The Dolphin VIII also ventured to the Triangle and found nine humpback whales. Again, Loon was the only large whale sighted but three of the smaller whales, including Scylla’s 08 calf approached and circled around the boat. Scylla’s calf was often swimming on its back. By afternoon the whales were traveling steadily east. Many of the same whales, including Loon and calf, were in the area. One small unknown whale approached the Princess and spent over 30 minutes swimming around and under the boat.
Later in the day the DVIII sighted 12 to 18 humpback whales, many of the same individuals that had been seen earlier. However the whales were on the move and not spending much time on the surface.
May 14 was overcast with light southwesterly winds. We returned to the Triangle and again saw Loon and calf and many of the small humpbacks from the day before.

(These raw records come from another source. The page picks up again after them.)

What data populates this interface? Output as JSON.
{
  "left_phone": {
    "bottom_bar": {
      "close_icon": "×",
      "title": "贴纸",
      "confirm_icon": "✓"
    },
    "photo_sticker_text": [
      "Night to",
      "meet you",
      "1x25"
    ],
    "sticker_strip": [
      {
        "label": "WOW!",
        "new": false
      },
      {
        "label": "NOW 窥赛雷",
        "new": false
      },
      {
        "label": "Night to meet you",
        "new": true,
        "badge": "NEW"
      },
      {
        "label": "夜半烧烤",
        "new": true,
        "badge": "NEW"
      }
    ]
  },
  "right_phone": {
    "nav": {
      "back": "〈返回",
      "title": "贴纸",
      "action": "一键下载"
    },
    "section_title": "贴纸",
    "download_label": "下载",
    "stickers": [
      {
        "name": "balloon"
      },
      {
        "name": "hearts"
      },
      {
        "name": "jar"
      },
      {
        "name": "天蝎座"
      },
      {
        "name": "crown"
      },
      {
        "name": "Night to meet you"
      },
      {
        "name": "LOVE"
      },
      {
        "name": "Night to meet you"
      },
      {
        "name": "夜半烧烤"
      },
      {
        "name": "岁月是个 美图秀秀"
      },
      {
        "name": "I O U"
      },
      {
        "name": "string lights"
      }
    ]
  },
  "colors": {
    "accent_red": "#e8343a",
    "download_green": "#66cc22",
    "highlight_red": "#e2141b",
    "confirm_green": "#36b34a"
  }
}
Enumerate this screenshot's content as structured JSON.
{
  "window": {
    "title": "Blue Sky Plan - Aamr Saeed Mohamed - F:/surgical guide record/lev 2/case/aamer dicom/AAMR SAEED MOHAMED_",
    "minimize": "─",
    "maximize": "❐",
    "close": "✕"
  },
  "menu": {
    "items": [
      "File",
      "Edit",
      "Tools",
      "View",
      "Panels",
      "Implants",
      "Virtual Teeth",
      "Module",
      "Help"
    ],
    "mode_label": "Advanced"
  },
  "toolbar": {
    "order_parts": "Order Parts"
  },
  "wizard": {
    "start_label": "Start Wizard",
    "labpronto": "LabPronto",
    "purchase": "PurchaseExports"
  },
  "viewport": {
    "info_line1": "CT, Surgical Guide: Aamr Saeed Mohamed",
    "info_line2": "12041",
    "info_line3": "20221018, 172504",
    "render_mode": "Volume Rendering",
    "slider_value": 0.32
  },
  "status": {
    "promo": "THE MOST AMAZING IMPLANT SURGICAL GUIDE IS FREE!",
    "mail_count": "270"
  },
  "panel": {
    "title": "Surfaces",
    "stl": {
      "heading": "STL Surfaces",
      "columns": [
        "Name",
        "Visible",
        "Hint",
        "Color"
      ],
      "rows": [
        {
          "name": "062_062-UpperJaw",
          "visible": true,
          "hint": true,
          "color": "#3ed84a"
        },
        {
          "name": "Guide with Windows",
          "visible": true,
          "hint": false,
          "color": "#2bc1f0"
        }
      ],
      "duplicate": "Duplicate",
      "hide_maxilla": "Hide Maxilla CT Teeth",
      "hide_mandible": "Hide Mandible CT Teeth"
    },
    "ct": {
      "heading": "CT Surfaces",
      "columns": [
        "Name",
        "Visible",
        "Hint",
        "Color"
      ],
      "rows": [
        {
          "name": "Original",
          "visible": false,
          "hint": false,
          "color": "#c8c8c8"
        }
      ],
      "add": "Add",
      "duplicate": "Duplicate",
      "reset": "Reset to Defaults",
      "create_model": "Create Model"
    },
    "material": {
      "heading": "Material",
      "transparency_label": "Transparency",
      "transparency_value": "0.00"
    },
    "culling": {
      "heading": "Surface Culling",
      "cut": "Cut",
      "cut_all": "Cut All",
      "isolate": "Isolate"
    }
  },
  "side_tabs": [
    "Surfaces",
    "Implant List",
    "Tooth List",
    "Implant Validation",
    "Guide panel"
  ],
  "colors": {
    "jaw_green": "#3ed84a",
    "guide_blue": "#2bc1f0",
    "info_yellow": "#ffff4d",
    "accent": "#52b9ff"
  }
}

At one point, two of the small humpbacks and Elephant, first photographed in 2007 and named in 2008, approached the boat and swam around and under for over 20 minutes. We also had our first sighting this year of Pitcher, born to Valley in 2007. By afternoon a few more humpbacks had moved into the area but there was little sign of feeding. Although Scylla’s 08 calf blew a ring of bubbles, they were not associated with feeding. Feeding clouds may be formed as a humpback releases millions of tiny bubbles beneath the surface, often at great depth, that slowly rise to the surface. It is possible that the bubbles concentrate the prey, an anti-predator response, and hinder the fishes’ ability to escape.